● **Data records**:
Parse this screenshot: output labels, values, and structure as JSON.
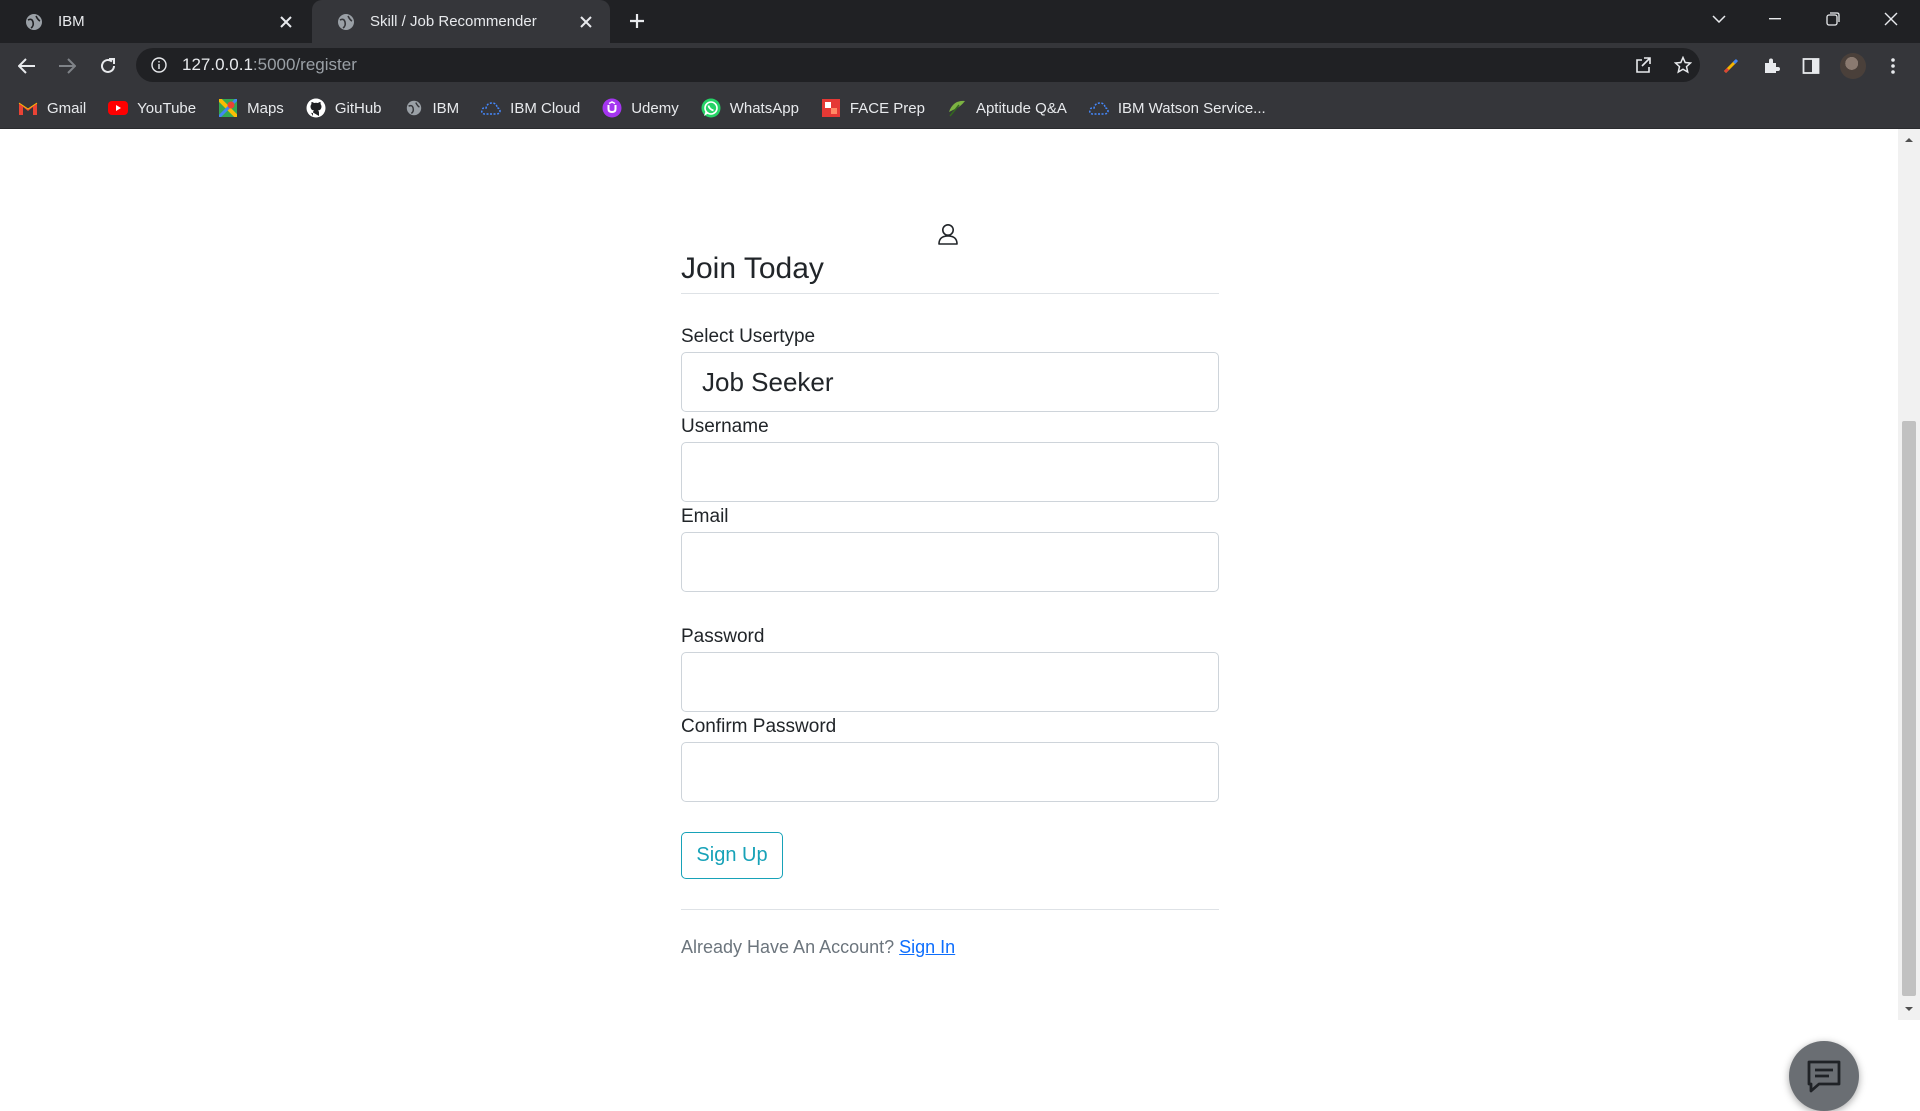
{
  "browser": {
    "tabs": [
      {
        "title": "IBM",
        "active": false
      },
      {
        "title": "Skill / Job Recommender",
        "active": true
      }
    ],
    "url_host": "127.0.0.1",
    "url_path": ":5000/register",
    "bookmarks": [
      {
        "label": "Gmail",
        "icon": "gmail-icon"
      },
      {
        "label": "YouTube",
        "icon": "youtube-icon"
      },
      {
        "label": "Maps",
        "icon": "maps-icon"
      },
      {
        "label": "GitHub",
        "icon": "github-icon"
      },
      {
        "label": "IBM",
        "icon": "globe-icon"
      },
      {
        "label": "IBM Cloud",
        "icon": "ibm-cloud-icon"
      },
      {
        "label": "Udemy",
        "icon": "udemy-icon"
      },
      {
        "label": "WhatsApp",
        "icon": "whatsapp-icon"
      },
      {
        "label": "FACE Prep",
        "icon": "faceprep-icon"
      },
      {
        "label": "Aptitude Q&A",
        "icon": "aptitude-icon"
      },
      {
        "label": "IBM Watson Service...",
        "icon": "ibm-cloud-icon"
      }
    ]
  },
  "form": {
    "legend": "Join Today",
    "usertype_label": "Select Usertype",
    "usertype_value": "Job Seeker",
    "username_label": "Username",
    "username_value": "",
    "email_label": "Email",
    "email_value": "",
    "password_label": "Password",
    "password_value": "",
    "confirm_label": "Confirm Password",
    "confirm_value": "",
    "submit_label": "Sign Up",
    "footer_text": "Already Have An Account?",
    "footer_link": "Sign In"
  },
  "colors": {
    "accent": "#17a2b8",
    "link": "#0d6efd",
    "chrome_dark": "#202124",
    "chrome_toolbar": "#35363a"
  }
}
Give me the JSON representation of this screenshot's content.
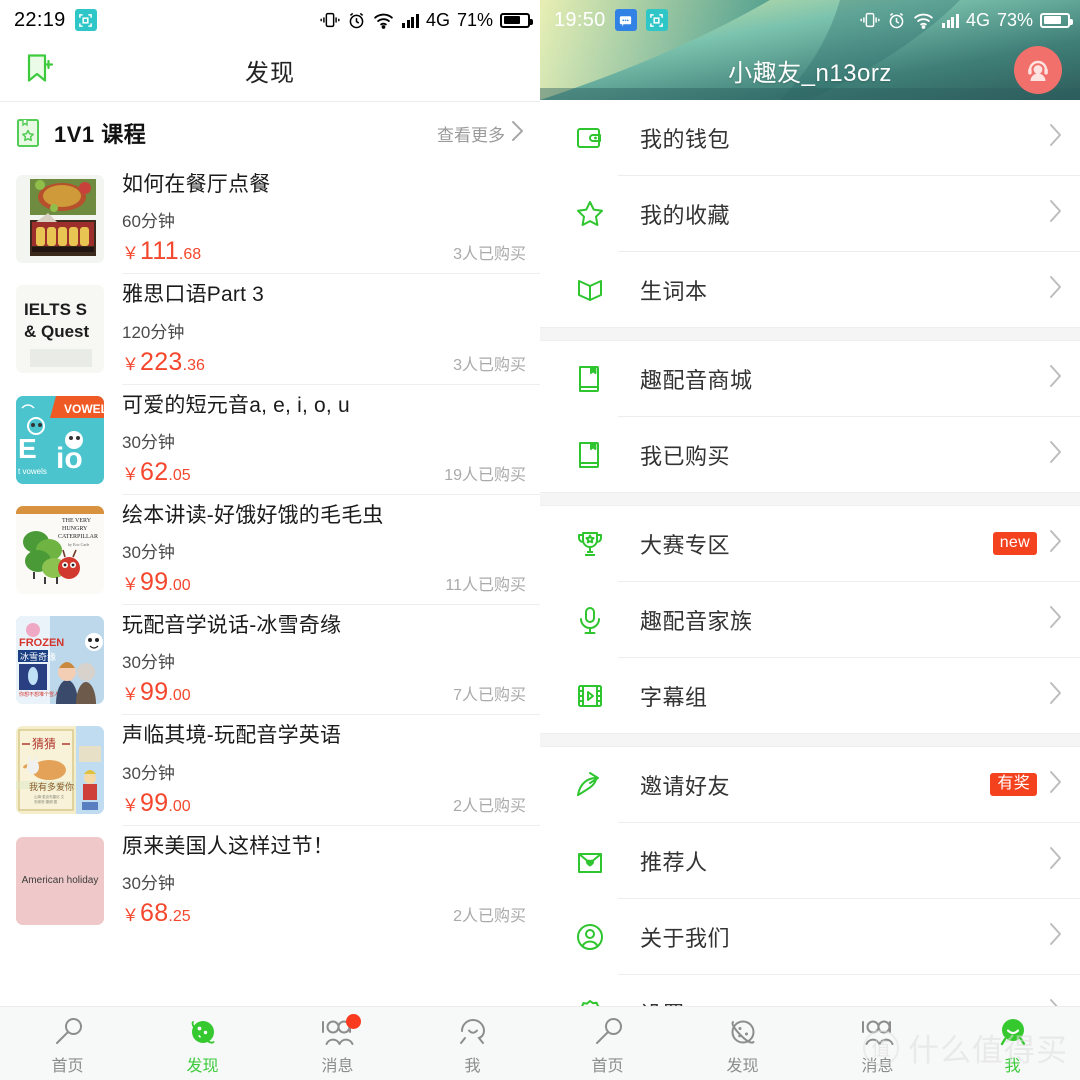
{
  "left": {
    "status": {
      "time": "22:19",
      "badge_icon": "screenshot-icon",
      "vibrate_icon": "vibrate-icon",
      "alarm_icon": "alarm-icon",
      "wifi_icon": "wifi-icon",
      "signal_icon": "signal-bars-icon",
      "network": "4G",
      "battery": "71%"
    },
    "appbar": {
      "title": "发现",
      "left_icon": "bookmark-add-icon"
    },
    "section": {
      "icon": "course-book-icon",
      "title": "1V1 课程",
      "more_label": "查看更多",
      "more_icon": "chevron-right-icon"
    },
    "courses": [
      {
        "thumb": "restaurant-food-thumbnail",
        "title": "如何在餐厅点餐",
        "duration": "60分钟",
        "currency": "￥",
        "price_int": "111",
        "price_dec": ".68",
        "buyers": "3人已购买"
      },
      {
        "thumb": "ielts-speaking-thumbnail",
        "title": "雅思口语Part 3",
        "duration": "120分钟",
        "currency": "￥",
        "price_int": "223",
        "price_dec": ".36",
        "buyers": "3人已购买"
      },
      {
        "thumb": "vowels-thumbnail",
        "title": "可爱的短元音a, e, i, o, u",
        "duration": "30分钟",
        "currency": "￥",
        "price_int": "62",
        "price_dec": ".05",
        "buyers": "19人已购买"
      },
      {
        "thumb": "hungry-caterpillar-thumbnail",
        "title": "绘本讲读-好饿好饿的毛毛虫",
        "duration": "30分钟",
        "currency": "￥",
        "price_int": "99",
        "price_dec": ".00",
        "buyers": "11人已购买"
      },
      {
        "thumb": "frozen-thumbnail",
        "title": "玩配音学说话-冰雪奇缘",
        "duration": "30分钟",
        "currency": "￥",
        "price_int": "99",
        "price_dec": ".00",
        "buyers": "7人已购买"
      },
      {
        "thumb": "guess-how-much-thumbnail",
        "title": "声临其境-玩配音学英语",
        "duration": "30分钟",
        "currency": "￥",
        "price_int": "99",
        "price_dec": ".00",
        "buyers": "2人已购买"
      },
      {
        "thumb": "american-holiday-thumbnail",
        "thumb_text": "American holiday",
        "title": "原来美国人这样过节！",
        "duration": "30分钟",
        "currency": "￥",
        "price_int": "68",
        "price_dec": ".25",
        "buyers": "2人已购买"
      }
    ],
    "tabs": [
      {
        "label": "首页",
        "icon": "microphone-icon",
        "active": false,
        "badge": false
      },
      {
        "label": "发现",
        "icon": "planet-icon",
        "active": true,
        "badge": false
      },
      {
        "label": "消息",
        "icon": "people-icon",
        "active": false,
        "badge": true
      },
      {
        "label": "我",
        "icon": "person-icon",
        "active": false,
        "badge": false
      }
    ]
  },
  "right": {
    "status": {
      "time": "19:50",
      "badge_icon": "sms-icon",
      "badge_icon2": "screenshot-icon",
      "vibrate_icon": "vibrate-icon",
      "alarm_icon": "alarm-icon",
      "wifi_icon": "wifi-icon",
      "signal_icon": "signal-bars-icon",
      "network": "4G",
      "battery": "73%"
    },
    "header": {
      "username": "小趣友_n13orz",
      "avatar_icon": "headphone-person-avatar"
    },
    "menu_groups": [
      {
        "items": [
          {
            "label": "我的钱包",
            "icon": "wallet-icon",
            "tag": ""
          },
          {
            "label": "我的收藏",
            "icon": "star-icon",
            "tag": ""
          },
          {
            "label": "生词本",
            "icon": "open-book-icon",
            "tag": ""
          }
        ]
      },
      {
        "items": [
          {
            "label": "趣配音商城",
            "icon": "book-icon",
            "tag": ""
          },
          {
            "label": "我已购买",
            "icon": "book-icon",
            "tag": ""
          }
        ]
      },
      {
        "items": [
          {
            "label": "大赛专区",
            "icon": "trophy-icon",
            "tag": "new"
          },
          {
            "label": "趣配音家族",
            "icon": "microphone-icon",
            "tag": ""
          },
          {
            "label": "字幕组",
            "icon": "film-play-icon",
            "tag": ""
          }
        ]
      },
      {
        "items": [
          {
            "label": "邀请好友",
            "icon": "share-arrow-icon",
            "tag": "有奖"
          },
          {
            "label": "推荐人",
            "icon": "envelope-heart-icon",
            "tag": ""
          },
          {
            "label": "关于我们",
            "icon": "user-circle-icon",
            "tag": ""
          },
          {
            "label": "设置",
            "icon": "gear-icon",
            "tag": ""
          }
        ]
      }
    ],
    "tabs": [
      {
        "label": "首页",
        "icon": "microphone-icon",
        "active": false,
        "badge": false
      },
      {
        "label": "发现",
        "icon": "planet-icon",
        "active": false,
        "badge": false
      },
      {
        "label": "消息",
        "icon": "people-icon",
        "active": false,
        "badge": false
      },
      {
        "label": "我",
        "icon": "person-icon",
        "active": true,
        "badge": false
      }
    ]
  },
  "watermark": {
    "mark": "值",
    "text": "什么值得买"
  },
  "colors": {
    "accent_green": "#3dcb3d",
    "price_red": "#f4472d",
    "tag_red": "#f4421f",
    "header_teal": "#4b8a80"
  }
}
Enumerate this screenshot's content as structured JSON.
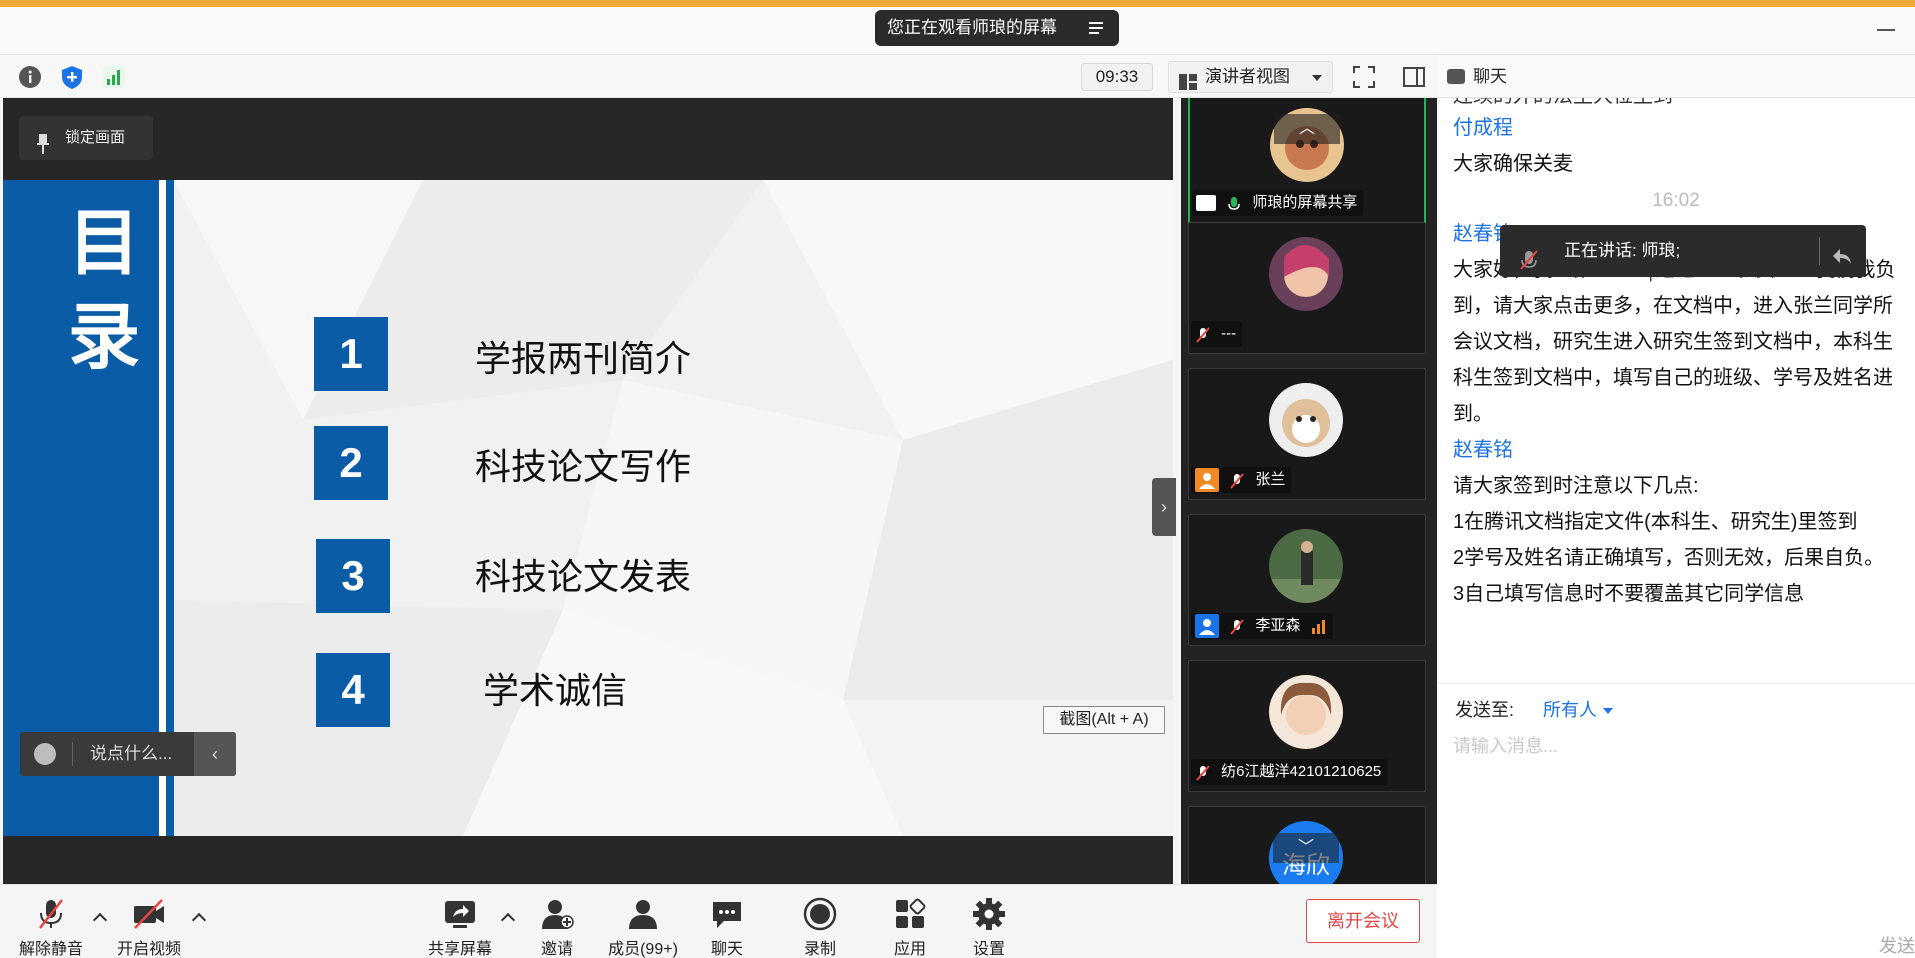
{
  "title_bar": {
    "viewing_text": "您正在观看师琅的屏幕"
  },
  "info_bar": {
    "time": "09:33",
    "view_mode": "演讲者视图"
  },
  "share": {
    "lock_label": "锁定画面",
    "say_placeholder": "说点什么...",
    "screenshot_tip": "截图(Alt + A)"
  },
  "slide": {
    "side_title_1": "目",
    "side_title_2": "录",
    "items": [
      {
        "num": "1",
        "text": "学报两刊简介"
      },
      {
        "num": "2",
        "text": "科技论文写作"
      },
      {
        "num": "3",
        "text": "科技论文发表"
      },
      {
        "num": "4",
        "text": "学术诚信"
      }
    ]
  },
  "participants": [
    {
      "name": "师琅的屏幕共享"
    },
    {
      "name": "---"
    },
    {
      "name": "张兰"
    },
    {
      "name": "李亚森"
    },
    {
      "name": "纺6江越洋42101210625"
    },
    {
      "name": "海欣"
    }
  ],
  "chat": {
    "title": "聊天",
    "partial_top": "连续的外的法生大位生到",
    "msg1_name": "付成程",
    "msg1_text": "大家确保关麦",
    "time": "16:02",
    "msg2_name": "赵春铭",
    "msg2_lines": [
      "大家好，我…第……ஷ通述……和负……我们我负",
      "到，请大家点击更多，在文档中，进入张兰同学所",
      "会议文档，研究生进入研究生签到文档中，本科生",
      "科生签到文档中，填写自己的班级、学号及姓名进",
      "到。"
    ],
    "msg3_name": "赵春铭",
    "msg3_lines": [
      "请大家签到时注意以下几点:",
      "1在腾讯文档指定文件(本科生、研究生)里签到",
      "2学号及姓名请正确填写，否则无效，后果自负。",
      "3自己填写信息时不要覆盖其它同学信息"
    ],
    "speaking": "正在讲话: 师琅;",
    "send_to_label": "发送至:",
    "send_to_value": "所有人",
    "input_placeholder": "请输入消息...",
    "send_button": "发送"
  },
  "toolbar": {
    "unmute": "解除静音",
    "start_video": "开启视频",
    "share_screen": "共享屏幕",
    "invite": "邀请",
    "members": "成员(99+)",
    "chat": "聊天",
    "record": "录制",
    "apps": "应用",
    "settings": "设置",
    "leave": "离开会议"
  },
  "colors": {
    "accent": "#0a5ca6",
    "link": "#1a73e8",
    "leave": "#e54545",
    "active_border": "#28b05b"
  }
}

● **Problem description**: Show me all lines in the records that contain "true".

● **Reply**:
        "active": true
        "active": true,
        "badge": true
        "active": true,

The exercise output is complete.